Dataset rows for apps and sites
────

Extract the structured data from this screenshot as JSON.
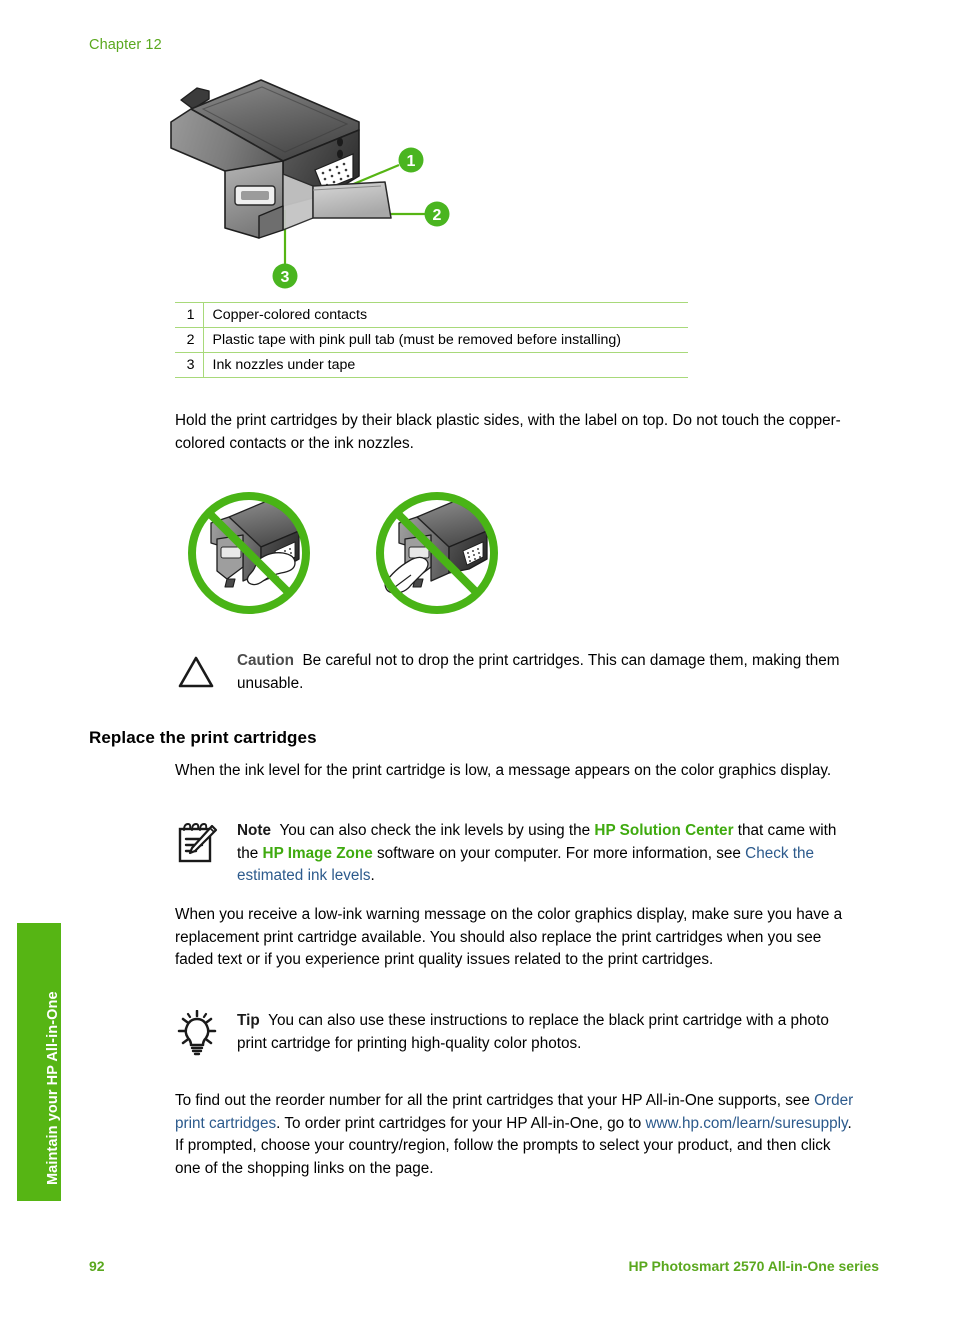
{
  "page": {
    "chapter_label": "Chapter 12",
    "side_tab_label": "Maintain your HP All-in-One",
    "footer": {
      "page_number": "92",
      "product_name": "HP Photosmart 2570 All-in-One series"
    }
  },
  "figure": {
    "name": "print-cartridge-diagram",
    "callouts": [
      "1",
      "2",
      "3"
    ]
  },
  "legend": {
    "rows": [
      {
        "num": "1",
        "desc": "Copper-colored contacts"
      },
      {
        "num": "2",
        "desc": "Plastic tape with pink pull tab (must be removed before installing)"
      },
      {
        "num": "3",
        "desc": "Ink nozzles under tape"
      }
    ]
  },
  "body": {
    "hold_paragraph": "Hold the print cartridges by their black plastic sides, with the label on top. Do not touch the copper-colored contacts or the ink nozzles.",
    "caution": {
      "lead": "Caution",
      "text": "Be careful not to drop the print cartridges. This can damage them, making them unusable."
    },
    "section_heading": "Replace the print cartridges",
    "low_ink_paragraph": "When the ink level for the print cartridge is low, a message appears on the color graphics display.",
    "note": {
      "lead": "Note",
      "text_1": "You can also check the ink levels by using the",
      "link_solution_center": "HP Solution Center",
      "text_2": "that came with the",
      "link_image_zone": "HP Image Zone",
      "text_3": "software on your computer. For more information, see",
      "xref_ink_levels": "Check the estimated ink levels",
      "text_4": "."
    },
    "warning_paragraph": "When you receive a low-ink warning message on the color graphics display, make sure you have a replacement print cartridge available. You should also replace the print cartridges when you see faded text or if you experience print quality issues related to the print cartridges.",
    "tip": {
      "lead": "Tip",
      "text": "You can also use these instructions to replace the black print cartridge with a photo print cartridge for printing high-quality color photos."
    },
    "reorder": {
      "text_1": "To find out the reorder number for all the print cartridges that your HP All-in-One supports, see",
      "xref_order": "Order print cartridges",
      "text_2": ". To order print cartridges for your HP All-in-One, go to",
      "link_url": "www.hp.com/learn/suresupply",
      "text_3": ". If prompted, choose your country/region, follow the prompts to select your product, and then click one of the shopping links on the page."
    }
  },
  "colors": {
    "hp_green": "#56b514",
    "header_green": "#5aa81e",
    "link_blue": "#2c5a8c",
    "inline_green": "#3faa0f",
    "rule_green": "#a8d97a"
  }
}
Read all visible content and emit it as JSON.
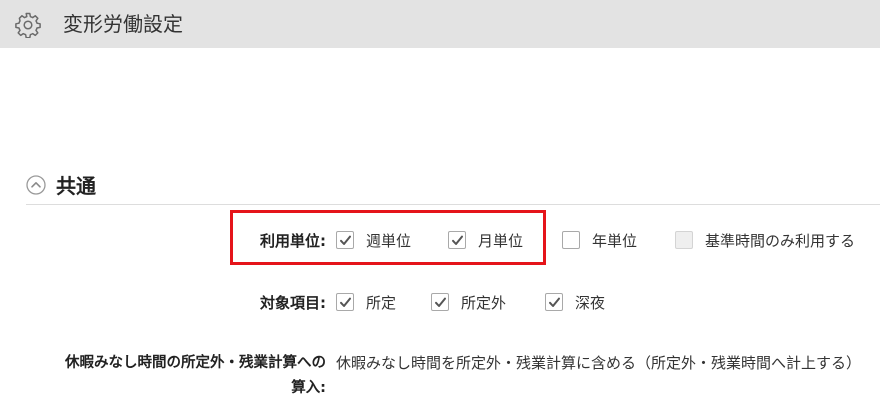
{
  "header": {
    "title": "変形労働設定",
    "icon": "gear-icon"
  },
  "section": {
    "title": "共通",
    "icon": "chevron-up-circle-icon"
  },
  "units": {
    "label": "利用単位:",
    "options": [
      {
        "label": "週単位",
        "checked": true
      },
      {
        "label": "月単位",
        "checked": true
      },
      {
        "label": "年単位",
        "checked": false
      },
      {
        "label": "基準時間のみ利用する",
        "checked": false,
        "disabled": true
      }
    ]
  },
  "items": {
    "label": "対象項目:",
    "options": [
      {
        "label": "所定",
        "checked": true
      },
      {
        "label": "所定外",
        "checked": true
      },
      {
        "label": "深夜",
        "checked": true
      }
    ]
  },
  "vacation": {
    "label_line1": "休暇みなし時間の所定外・残業計算への",
    "label_line2": "算入:",
    "value": "休暇みなし時間を所定外・残業計算に含める（所定外・残業時間へ計上する）"
  },
  "colors": {
    "highlight": "#e5141a",
    "header_bg": "#e3e3e3",
    "check": "#555555"
  }
}
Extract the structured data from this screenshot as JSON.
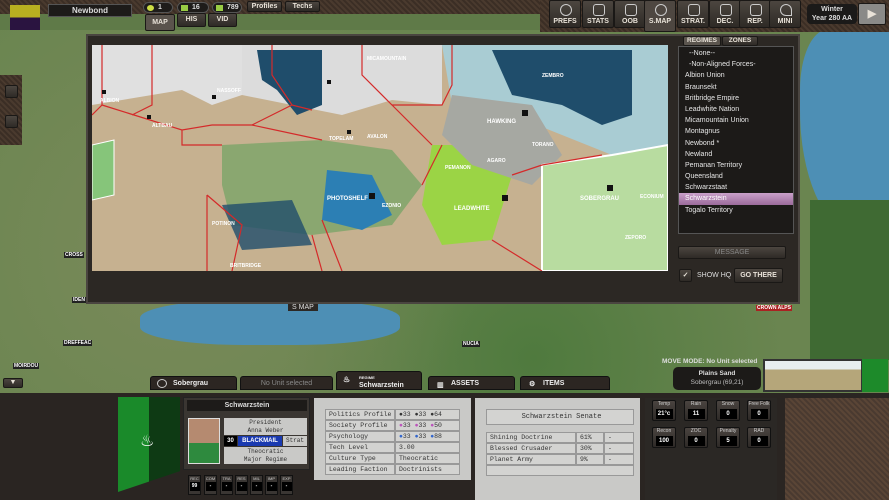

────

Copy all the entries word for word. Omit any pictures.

Extract the structured data from this screenshot as JSON.
{
  "page": {
    "chapter_label": "Chapter 12",
    "side_tab_label": "Maintain your HP All-in-One",
    "footer": {
      "page_number": "92",
      "product_name": "HP Photosmart 2570 All-in-One series"
    }
  },
  "figure": {
    "name": "print-cartridge-diagram",
    "callouts": [
      "1",
      "2",
      "3"
    ]
  },
  "legend": {
    "rows": [
      {
        "num": "1",
        "desc": "Copper-colored contacts"
      },
      {
        "num": "2",
        "desc": "Plastic tape with pink pull tab (must be removed before installing)"
      },
      {
        "num": "3",
        "desc": "Ink nozzles under tape"
      }
    ]
  },
  "body": {
    "hold_paragraph": "Hold the print cartridges by their black plastic sides, with the label on top. Do not touch the copper-colored contacts or the ink nozzles.",
    "caution": {
      "lead": "Caution",
      "text": "Be careful not to drop the print cartridges. This can damage them, making them unusable."
    },
    "section_heading": "Replace the print cartridges",
    "low_ink_paragraph": "When the ink level for the print cartridge is low, a message appears on the color graphics display.",
    "note": {
      "lead": "Note",
      "text_1": "You can also check the ink levels by using the",
      "link_solution_center": "HP Solution Center",
      "text_2": "that came with the",
      "link_image_zone": "HP Image Zone",
      "text_3": "software on your computer. For more information, see",
      "xref_ink_levels": "Check the estimated ink levels",
      "text_4": "."
    },
    "warning_paragraph": "When you receive a low-ink warning message on the color graphics display, make sure you have a replacement print cartridge available. You should also replace the print cartridges when you see faded text or if you experience print quality issues related to the print cartridges.",
    "tip": {
      "lead": "Tip",
      "text": "You can also use these instructions to replace the black print cartridge with a photo print cartridge for printing high-quality color photos."
    },
    "reorder": {
      "text_1": "To find out the reorder number for all the print cartridges that your HP All-in-One supports, see",
      "xref_order": "Order print cartridges",
      "text_2": ". To order print cartridges for your HP All-in-One, go to",
      "link_url": "www.hp.com/learn/suresupply",
      "text_3": ". If prompted, choose your country/region, follow the prompts to select your product, and then click one of the shopping links on the page."
    }
  },
  "colors": {
    "hp_green": "#56b514",
    "header_green": "#5aa81e",
    "link_blue": "#2c5a8c",
    "inline_green": "#3faa0f",
    "rule_green": "#a8d97a"
  }
}
Read all visible content and emit it as JSON.
{
  "header": {
    "title": "変形労働設定",
    "icon": "gear-icon"
  },
  "section": {
    "title": "共通",
    "icon": "chevron-up-circle-icon"
  },
  "units": {
    "label": "利用単位:",
    "options": [
      {
        "label": "週単位",
        "checked": true
      },
      {
        "label": "月単位",
        "checked": true
      },
      {
        "label": "年単位",
        "checked": false
      },
      {
        "label": "基準時間のみ利用する",
        "checked": false,
        "disabled": true
      }
    ]
  },
  "items": {
    "label": "対象項目:",
    "options": [
      {
        "label": "所定",
        "checked": true
      },
      {
        "label": "所定外",
        "checked": true
      },
      {
        "label": "深夜",
        "checked": true
      }
    ]
  },
  "vacation": {
    "label_line1": "休暇みなし時間の所定外・残業計算への",
    "label_line2": "算入:",
    "value": "休暇みなし時間を所定外・残業計算に含める（所定外・残業時間へ計上する）"
  },
  "colors": {
    "highlight": "#e5141a",
    "header_bg": "#e3e3e3",
    "check": "#555555"
  }
}
Extract the structured data from this screenshot as JSON.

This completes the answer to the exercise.